_GOAL OF THE EXERCISE:_ Write out the lines below once more, exactly as they appear. Do not include pictures.

_DATA FOR THIS TASK:_
▬▬▬

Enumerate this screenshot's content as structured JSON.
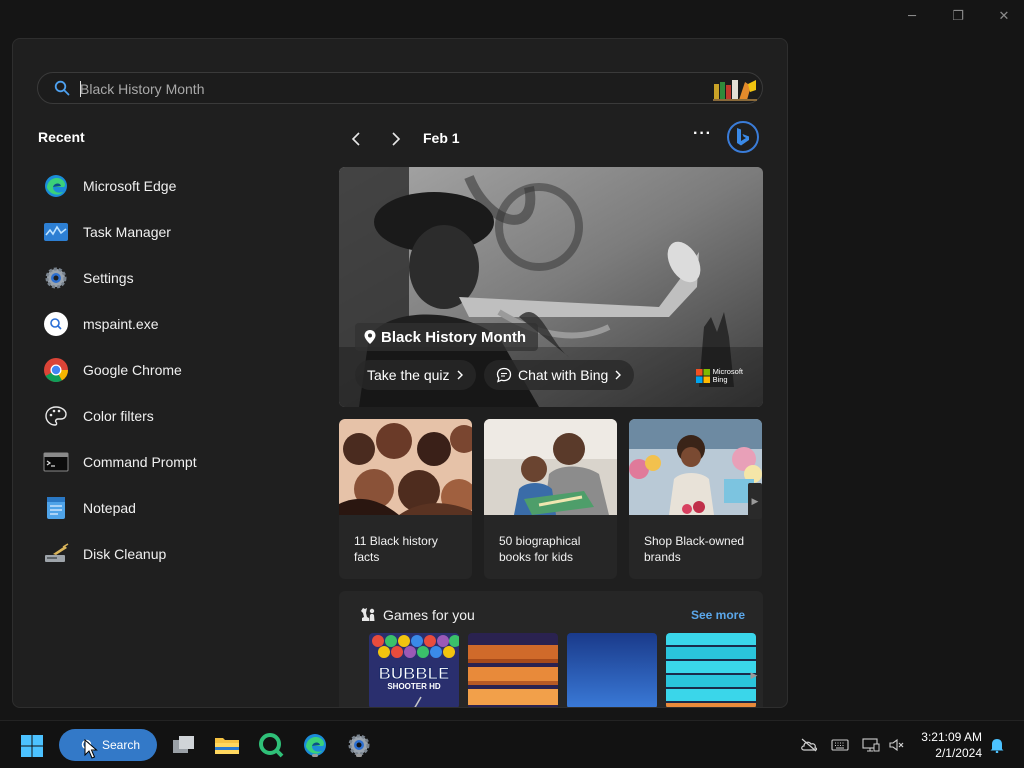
{
  "window_controls": {
    "minimize": "─",
    "restore": "❐",
    "close": "✕"
  },
  "search": {
    "placeholder": "Black History Month",
    "value": ""
  },
  "recent": {
    "title": "Recent",
    "items": [
      {
        "label": "Microsoft Edge",
        "icon": "edge-icon"
      },
      {
        "label": "Task Manager",
        "icon": "task-manager-icon"
      },
      {
        "label": "Settings",
        "icon": "settings-gear-icon"
      },
      {
        "label": "mspaint.exe",
        "icon": "search-result-icon"
      },
      {
        "label": "Google Chrome",
        "icon": "chrome-icon"
      },
      {
        "label": "Color filters",
        "icon": "palette-icon"
      },
      {
        "label": "Command Prompt",
        "icon": "command-prompt-icon"
      },
      {
        "label": "Notepad",
        "icon": "notepad-icon"
      },
      {
        "label": "Disk Cleanup",
        "icon": "disk-cleanup-icon"
      }
    ]
  },
  "highlights": {
    "date": "Feb 1",
    "more": "···",
    "hero": {
      "tag": "Black History Month",
      "quiz_button": "Take the quiz",
      "chat_button": "Chat with Bing",
      "brand_line1": "Microsoft",
      "brand_line2": "Bing"
    },
    "cards": [
      {
        "text": "11 Black history facts"
      },
      {
        "text": "50 biographical books for kids"
      },
      {
        "text": "Shop Black-owned brands"
      }
    ],
    "games": {
      "title": "Games for you",
      "see_more": "See more",
      "tile1_line1": "BUBBLE",
      "tile1_line2": "SHOOTER HD"
    }
  },
  "taskbar": {
    "search_label": "Search",
    "time": "3:21:09 AM",
    "date": "2/1/2024"
  },
  "colors": {
    "accent": "#3379c8",
    "link": "#5ba7ea",
    "panel_bg": "#1f1f1f",
    "card_bg": "#262626"
  }
}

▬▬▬

_REPLY:_
Enumerate this screenshot's content as structured JSON.
{
  "window_controls": {
    "minimize": "─",
    "restore": "❐",
    "close": "✕"
  },
  "search": {
    "placeholder": "Black History Month",
    "value": ""
  },
  "recent": {
    "title": "Recent",
    "items": [
      {
        "label": "Microsoft Edge",
        "icon": "edge-icon"
      },
      {
        "label": "Task Manager",
        "icon": "task-manager-icon"
      },
      {
        "label": "Settings",
        "icon": "settings-gear-icon"
      },
      {
        "label": "mspaint.exe",
        "icon": "search-result-icon"
      },
      {
        "label": "Google Chrome",
        "icon": "chrome-icon"
      },
      {
        "label": "Color filters",
        "icon": "palette-icon"
      },
      {
        "label": "Command Prompt",
        "icon": "command-prompt-icon"
      },
      {
        "label": "Notepad",
        "icon": "notepad-icon"
      },
      {
        "label": "Disk Cleanup",
        "icon": "disk-cleanup-icon"
      }
    ]
  },
  "highlights": {
    "date": "Feb 1",
    "more": "···",
    "hero": {
      "tag": "Black History Month",
      "quiz_button": "Take the quiz",
      "chat_button": "Chat with Bing",
      "brand_line1": "Microsoft",
      "brand_line2": "Bing"
    },
    "cards": [
      {
        "text": "11 Black history facts"
      },
      {
        "text": "50 biographical books for kids"
      },
      {
        "text": "Shop Black-owned brands"
      }
    ],
    "games": {
      "title": "Games for you",
      "see_more": "See more",
      "tile1_line1": "BUBBLE",
      "tile1_line2": "SHOOTER HD"
    }
  },
  "taskbar": {
    "search_label": "Search",
    "time": "3:21:09 AM",
    "date": "2/1/2024"
  },
  "colors": {
    "accent": "#3379c8",
    "link": "#5ba7ea",
    "panel_bg": "#1f1f1f",
    "card_bg": "#262626"
  }
}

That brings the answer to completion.